*WORK REQUIRED:* Copy out, exactly and with nothing else, the stretch of lines that starts at the line containing "What's the underlying" and finishes at the end of the data.

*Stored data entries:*
============================================================
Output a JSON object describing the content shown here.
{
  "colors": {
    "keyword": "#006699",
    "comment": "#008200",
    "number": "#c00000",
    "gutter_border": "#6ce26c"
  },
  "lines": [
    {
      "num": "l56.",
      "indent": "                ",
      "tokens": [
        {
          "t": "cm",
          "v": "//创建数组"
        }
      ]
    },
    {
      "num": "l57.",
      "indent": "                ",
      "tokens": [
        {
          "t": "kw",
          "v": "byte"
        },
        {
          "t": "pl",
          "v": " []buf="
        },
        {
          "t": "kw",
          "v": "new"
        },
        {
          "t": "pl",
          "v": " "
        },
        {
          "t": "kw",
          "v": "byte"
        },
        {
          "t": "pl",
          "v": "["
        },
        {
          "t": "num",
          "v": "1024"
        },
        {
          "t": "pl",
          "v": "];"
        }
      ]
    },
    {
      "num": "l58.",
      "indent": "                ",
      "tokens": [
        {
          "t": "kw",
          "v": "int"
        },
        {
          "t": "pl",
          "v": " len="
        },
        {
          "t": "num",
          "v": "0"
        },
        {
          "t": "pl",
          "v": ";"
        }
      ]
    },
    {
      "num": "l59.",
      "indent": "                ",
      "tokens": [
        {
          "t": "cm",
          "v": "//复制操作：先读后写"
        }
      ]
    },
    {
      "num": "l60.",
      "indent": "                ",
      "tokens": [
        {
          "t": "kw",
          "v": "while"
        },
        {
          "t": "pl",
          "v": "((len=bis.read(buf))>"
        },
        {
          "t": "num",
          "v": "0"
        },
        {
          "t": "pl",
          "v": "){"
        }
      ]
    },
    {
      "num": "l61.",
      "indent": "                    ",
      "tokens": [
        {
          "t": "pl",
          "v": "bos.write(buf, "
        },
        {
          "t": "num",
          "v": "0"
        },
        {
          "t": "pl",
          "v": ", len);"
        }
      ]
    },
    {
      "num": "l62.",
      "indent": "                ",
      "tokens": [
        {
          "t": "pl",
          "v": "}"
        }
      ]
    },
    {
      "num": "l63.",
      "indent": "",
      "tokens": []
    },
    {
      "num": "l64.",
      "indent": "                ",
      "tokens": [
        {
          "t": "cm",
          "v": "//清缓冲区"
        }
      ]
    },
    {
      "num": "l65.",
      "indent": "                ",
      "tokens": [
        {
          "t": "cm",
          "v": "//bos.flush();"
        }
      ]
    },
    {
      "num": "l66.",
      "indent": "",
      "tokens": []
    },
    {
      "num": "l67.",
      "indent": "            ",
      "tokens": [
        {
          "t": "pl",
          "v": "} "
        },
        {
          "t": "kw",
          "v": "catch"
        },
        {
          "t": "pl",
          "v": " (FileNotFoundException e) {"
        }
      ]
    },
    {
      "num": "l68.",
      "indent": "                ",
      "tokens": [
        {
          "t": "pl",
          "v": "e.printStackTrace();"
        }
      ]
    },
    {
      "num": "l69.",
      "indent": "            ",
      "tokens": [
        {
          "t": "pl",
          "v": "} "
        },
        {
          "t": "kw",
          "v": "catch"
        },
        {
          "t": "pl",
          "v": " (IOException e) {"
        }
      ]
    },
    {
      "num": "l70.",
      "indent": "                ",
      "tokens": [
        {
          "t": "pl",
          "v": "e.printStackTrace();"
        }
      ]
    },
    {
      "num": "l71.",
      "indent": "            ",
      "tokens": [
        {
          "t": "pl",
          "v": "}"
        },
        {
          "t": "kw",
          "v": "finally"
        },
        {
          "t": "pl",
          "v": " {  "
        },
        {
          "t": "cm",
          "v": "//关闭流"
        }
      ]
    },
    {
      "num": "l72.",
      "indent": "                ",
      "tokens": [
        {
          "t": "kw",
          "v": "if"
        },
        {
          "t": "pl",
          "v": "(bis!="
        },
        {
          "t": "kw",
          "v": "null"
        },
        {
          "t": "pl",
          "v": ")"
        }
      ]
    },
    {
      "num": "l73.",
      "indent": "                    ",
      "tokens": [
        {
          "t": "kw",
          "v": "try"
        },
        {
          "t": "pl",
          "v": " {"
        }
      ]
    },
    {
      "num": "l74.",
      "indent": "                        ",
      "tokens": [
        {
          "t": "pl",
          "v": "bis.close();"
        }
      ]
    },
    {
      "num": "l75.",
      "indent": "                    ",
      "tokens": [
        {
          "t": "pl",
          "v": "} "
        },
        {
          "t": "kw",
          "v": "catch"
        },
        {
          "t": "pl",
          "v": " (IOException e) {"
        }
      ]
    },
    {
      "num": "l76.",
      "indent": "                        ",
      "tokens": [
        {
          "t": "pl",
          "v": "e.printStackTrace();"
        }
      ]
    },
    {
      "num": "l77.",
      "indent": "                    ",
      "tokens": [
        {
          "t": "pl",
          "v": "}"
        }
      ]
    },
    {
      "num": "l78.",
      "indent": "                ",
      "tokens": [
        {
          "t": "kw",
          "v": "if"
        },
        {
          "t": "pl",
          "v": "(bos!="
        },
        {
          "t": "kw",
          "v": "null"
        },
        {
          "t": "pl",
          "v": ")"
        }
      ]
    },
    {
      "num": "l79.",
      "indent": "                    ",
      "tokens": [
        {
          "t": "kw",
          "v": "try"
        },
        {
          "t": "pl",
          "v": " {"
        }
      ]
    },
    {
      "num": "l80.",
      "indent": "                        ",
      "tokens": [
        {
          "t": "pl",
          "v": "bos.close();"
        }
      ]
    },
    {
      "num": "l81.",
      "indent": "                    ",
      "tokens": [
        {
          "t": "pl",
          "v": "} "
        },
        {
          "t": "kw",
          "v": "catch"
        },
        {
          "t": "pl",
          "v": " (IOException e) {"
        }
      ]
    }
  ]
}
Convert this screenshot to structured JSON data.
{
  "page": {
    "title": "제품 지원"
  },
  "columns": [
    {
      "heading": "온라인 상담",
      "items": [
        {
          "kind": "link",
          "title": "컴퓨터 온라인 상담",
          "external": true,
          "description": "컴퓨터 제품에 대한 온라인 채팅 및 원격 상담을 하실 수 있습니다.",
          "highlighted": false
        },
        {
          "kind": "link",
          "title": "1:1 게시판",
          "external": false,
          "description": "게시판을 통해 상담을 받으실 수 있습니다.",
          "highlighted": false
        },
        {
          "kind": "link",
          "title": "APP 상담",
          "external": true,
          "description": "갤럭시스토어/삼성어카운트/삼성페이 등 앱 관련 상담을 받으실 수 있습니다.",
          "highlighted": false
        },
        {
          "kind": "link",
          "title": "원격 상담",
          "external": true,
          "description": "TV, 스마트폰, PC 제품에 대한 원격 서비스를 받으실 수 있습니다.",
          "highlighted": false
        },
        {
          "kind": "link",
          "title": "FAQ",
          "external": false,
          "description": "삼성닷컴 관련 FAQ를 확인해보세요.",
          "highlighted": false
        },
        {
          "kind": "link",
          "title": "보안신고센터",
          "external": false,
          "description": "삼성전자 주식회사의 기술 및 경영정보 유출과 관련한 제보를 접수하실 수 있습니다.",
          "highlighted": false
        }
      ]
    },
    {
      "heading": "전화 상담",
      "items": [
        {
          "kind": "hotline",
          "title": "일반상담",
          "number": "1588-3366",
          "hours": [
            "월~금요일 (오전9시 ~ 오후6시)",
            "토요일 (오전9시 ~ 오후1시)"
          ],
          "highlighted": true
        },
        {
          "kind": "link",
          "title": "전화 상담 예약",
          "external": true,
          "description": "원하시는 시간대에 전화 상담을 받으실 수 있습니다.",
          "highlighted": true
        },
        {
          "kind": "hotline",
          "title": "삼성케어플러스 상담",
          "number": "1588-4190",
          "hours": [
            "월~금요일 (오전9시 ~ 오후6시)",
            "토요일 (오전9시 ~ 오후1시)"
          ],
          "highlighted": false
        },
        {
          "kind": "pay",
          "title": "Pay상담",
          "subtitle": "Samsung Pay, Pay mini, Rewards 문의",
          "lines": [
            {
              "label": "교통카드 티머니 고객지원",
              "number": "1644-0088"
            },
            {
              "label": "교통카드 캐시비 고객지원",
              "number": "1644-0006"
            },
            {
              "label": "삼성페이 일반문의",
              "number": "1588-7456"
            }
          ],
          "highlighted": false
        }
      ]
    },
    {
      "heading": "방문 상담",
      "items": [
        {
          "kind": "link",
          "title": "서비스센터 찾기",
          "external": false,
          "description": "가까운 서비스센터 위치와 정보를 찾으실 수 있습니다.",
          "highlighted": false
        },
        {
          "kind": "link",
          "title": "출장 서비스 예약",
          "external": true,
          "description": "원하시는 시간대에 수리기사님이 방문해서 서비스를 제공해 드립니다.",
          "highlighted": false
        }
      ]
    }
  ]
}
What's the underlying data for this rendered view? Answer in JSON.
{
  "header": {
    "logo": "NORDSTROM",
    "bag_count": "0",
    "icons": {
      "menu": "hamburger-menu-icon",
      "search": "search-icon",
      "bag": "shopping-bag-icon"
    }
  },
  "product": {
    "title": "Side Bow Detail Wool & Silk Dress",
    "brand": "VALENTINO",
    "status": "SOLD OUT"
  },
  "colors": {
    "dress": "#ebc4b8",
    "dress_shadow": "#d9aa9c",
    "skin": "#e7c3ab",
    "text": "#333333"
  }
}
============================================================
*YOUR SOLUTION:*
What's the underlying data for this rendered view? Answer in JSON.
{
  "header": {
    "logo": "NORDSTROM",
    "bag_count": "0",
    "icons": {
      "menu": "hamburger-menu-icon",
      "search": "search-icon",
      "bag": "shopping-bag-icon"
    }
  },
  "product": {
    "title": "Side Bow Detail Wool & Silk Dress",
    "brand": "VALENTINO",
    "status": "SOLD OUT"
  },
  "colors": {
    "dress": "#ebc4b8",
    "dress_shadow": "#d9aa9c",
    "skin": "#e7c3ab",
    "text": "#333333"
  }
}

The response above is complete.